[Start of Attachment]

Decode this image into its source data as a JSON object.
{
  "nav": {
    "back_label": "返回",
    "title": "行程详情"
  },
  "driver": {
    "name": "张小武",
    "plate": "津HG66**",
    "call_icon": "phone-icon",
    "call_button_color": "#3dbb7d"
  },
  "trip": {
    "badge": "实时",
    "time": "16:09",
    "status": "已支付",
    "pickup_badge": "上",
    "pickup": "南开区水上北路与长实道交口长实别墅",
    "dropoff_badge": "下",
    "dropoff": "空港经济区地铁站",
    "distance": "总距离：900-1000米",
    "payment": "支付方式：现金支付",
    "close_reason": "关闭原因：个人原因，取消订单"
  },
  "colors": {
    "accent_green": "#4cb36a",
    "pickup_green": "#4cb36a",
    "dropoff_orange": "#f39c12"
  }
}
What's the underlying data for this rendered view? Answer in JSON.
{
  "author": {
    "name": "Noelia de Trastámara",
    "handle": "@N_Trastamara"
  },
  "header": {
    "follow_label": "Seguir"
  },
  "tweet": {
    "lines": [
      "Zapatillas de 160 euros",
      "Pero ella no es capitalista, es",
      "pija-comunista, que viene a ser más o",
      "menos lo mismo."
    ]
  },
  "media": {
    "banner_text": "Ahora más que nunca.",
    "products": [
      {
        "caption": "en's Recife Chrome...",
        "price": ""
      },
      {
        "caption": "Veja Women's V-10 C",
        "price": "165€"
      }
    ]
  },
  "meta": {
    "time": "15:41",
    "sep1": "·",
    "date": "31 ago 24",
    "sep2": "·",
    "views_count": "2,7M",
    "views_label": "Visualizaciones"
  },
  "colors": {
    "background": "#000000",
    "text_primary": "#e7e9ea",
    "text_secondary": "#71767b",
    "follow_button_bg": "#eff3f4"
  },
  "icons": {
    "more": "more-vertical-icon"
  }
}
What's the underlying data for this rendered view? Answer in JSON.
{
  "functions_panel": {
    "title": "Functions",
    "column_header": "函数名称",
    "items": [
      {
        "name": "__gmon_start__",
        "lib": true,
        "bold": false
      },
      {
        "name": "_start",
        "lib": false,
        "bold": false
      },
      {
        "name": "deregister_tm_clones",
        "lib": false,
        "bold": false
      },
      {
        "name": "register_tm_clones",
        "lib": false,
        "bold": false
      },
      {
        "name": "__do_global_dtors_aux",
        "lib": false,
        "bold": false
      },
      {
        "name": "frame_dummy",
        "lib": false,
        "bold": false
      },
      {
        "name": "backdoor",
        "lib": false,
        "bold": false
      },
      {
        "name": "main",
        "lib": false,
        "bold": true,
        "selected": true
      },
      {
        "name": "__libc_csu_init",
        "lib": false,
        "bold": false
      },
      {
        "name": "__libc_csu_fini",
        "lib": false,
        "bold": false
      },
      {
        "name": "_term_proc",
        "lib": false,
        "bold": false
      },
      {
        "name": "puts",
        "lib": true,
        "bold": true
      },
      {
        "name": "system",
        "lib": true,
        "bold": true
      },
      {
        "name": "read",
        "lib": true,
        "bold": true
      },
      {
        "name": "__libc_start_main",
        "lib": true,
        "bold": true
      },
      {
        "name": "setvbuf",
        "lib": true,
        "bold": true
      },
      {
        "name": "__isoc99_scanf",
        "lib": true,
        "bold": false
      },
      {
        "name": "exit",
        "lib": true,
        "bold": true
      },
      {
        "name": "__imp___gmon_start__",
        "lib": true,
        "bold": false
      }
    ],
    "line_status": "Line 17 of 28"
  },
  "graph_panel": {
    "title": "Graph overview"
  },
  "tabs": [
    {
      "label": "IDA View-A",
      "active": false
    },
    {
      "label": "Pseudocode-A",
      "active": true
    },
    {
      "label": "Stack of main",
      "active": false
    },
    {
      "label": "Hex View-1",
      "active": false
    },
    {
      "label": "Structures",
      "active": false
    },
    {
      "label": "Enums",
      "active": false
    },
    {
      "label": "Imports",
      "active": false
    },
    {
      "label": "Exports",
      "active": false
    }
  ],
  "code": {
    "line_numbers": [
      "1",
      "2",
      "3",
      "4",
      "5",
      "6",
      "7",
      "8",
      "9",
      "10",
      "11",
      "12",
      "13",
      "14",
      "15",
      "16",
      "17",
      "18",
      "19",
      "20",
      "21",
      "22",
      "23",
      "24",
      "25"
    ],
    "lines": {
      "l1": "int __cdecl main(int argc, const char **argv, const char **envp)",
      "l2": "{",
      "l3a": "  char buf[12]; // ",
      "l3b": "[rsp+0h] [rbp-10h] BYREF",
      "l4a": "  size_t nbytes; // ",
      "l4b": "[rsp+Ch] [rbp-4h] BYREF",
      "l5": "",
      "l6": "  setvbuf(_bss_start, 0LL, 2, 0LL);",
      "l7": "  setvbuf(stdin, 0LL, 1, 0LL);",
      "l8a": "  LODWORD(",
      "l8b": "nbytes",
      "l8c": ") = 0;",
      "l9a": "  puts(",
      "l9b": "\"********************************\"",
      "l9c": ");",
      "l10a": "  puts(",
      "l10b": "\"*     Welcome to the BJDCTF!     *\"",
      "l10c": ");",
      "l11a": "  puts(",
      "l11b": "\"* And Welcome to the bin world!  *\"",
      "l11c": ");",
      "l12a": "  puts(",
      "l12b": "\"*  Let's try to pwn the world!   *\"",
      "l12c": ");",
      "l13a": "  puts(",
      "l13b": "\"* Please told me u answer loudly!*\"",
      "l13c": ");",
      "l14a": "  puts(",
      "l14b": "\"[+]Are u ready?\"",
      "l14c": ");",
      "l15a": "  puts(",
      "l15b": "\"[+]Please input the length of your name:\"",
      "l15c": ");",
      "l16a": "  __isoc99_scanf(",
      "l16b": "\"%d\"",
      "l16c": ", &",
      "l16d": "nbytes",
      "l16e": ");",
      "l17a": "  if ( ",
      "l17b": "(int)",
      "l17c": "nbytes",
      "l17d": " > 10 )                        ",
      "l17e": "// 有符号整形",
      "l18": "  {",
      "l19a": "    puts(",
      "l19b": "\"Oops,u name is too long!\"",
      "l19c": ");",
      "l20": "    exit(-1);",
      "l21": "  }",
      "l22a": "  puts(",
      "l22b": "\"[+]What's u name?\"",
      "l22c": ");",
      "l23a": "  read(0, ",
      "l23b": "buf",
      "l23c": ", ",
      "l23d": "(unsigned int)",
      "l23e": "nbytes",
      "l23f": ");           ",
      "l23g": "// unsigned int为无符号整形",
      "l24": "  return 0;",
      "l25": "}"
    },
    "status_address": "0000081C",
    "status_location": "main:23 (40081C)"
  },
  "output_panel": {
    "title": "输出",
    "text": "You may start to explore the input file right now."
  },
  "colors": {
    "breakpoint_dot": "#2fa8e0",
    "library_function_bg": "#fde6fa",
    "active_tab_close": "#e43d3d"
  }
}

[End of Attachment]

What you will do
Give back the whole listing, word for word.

Response
Decode this image into its source data as a JSON object.
{
  "nav": {
    "back_label": "返回",
    "title": "行程详情"
  },
  "driver": {
    "name": "张小武",
    "plate": "津HG66**",
    "call_icon": "phone-icon",
    "call_button_color": "#3dbb7d"
  },
  "trip": {
    "badge": "实时",
    "time": "16:09",
    "status": "已支付",
    "pickup_badge": "上",
    "pickup": "南开区水上北路与长实道交口长实别墅",
    "dropoff_badge": "下",
    "dropoff": "空港经济区地铁站",
    "distance": "总距离：900-1000米",
    "payment": "支付方式：现金支付",
    "close_reason": "关闭原因：个人原因，取消订单"
  },
  "colors": {
    "accent_green": "#4cb36a",
    "pickup_green": "#4cb36a",
    "dropoff_orange": "#f39c12"
  }
}
What's the underlying data for this rendered view? Answer in JSON.
{
  "author": {
    "name": "Noelia de Trastámara",
    "handle": "@N_Trastamara"
  },
  "header": {
    "follow_label": "Seguir"
  },
  "tweet": {
    "lines": [
      "Zapatillas de 160 euros",
      "Pero ella no es capitalista, es",
      "pija-comunista, que viene a ser más o",
      "menos lo mismo."
    ]
  },
  "media": {
    "banner_text": "Ahora más que nunca.",
    "products": [
      {
        "caption": "en's Recife Chrome...",
        "price": ""
      },
      {
        "caption": "Veja Women's V-10 C",
        "price": "165€"
      }
    ]
  },
  "meta": {
    "time": "15:41",
    "sep1": "·",
    "date": "31 ago 24",
    "sep2": "·",
    "views_count": "2,7M",
    "views_label": "Visualizaciones"
  },
  "colors": {
    "background": "#000000",
    "text_primary": "#e7e9ea",
    "text_secondary": "#71767b",
    "follow_button_bg": "#eff3f4"
  },
  "icons": {
    "more": "more-vertical-icon"
  }
}
What's the underlying data for this rendered view? Answer in JSON.
{
  "functions_panel": {
    "title": "Functions",
    "column_header": "函数名称",
    "items": [
      {
        "name": "__gmon_start__",
        "lib": true,
        "bold": false
      },
      {
        "name": "_start",
        "lib": false,
        "bold": false
      },
      {
        "name": "deregister_tm_clones",
        "lib": false,
        "bold": false
      },
      {
        "name": "register_tm_clones",
        "lib": false,
        "bold": false
      },
      {
        "name": "__do_global_dtors_aux",
        "lib": false,
        "bold": false
      },
      {
        "name": "frame_dummy",
        "lib": false,
        "bold": false
      },
      {
        "name": "backdoor",
        "lib": false,
        "bold": false
      },
      {
        "name": "main",
        "lib": false,
        "bold": true,
        "selected": true
      },
      {
        "name": "__libc_csu_init",
        "lib": false,
        "bold": false
      },
      {
        "name": "__libc_csu_fini",
        "lib": false,
        "bold": false
      },
      {
        "name": "_term_proc",
        "lib": false,
        "bold": false
      },
      {
        "name": "puts",
        "lib": true,
        "bold": true
      },
      {
        "name": "system",
        "lib": true,
        "bold": true
      },
      {
        "name": "read",
        "lib": true,
        "bold": true
      },
      {
        "name": "__libc_start_main",
        "lib": true,
        "bold": true
      },
      {
        "name": "setvbuf",
        "lib": true,
        "bold": true
      },
      {
        "name": "__isoc99_scanf",
        "lib": true,
        "bold": false
      },
      {
        "name": "exit",
        "lib": true,
        "bold": true
      },
      {
        "name": "__imp___gmon_start__",
        "lib": true,
        "bold": false
      }
    ],
    "line_status": "Line 17 of 28"
  },
  "graph_panel": {
    "title": "Graph overview"
  },
  "tabs": [
    {
      "label": "IDA View-A",
      "active": false
    },
    {
      "label": "Pseudocode-A",
      "active": true
    },
    {
      "label": "Stack of main",
      "active": false
    },
    {
      "label": "Hex View-1",
      "active": false
    },
    {
      "label": "Structures",
      "active": false
    },
    {
      "label": "Enums",
      "active": false
    },
    {
      "label": "Imports",
      "active": false
    },
    {
      "label": "Exports",
      "active": false
    }
  ],
  "code": {
    "line_numbers": [
      "1",
      "2",
      "3",
      "4",
      "5",
      "6",
      "7",
      "8",
      "9",
      "10",
      "11",
      "12",
      "13",
      "14",
      "15",
      "16",
      "17",
      "18",
      "19",
      "20",
      "21",
      "22",
      "23",
      "24",
      "25"
    ],
    "lines": {
      "l1": "int __cdecl main(int argc, const char **argv, const char **envp)",
      "l2": "{",
      "l3a": "  char buf[12]; // ",
      "l3b": "[rsp+0h] [rbp-10h] BYREF",
      "l4a": "  size_t nbytes; // ",
      "l4b": "[rsp+Ch] [rbp-4h] BYREF",
      "l5": "",
      "l6": "  setvbuf(_bss_start, 0LL, 2, 0LL);",
      "l7": "  setvbuf(stdin, 0LL, 1, 0LL);",
      "l8a": "  LODWORD(",
      "l8b": "nbytes",
      "l8c": ") = 0;",
      "l9a": "  puts(",
      "l9b": "\"********************************\"",
      "l9c": ");",
      "l10a": "  puts(",
      "l10b": "\"*     Welcome to the BJDCTF!     *\"",
      "l10c": ");",
      "l11a": "  puts(",
      "l11b": "\"* And Welcome to the bin world!  *\"",
      "l11c": ");",
      "l12a": "  puts(",
      "l12b": "\"*  Let's try to pwn the world!   *\"",
      "l12c": ");",
      "l13a": "  puts(",
      "l13b": "\"* Please told me u answer loudly!*\"",
      "l13c": ");",
      "l14a": "  puts(",
      "l14b": "\"[+]Are u ready?\"",
      "l14c": ");",
      "l15a": "  puts(",
      "l15b": "\"[+]Please input the length of your name:\"",
      "l15c": ");",
      "l16a": "  __isoc99_scanf(",
      "l16b": "\"%d\"",
      "l16c": ", &",
      "l16d": "nbytes",
      "l16e": ");",
      "l17a": "  if ( ",
      "l17b": "(int)",
      "l17c": "nbytes",
      "l17d": " > 10 )                        ",
      "l17e": "// 有符号整形",
      "l18": "  {",
      "l19a": "    puts(",
      "l19b": "\"Oops,u name is too long!\"",
      "l19c": ");",
      "l20": "    exit(-1);",
      "l21": "  }",
      "l22a": "  puts(",
      "l22b": "\"[+]What's u name?\"",
      "l22c": ");",
      "l23a": "  read(0, ",
      "l23b": "buf",
      "l23c": ", ",
      "l23d": "(unsigned int)",
      "l23e": "nbytes",
      "l23f": ");           ",
      "l23g": "// unsigned int为无符号整形",
      "l24": "  return 0;",
      "l25": "}"
    },
    "status_address": "0000081C",
    "status_location": "main:23 (40081C)"
  },
  "output_panel": {
    "title": "输出",
    "text": "You may start to explore the input file right now."
  },
  "colors": {
    "breakpoint_dot": "#2fa8e0",
    "library_function_bg": "#fde6fa",
    "active_tab_close": "#e43d3d"
  }
}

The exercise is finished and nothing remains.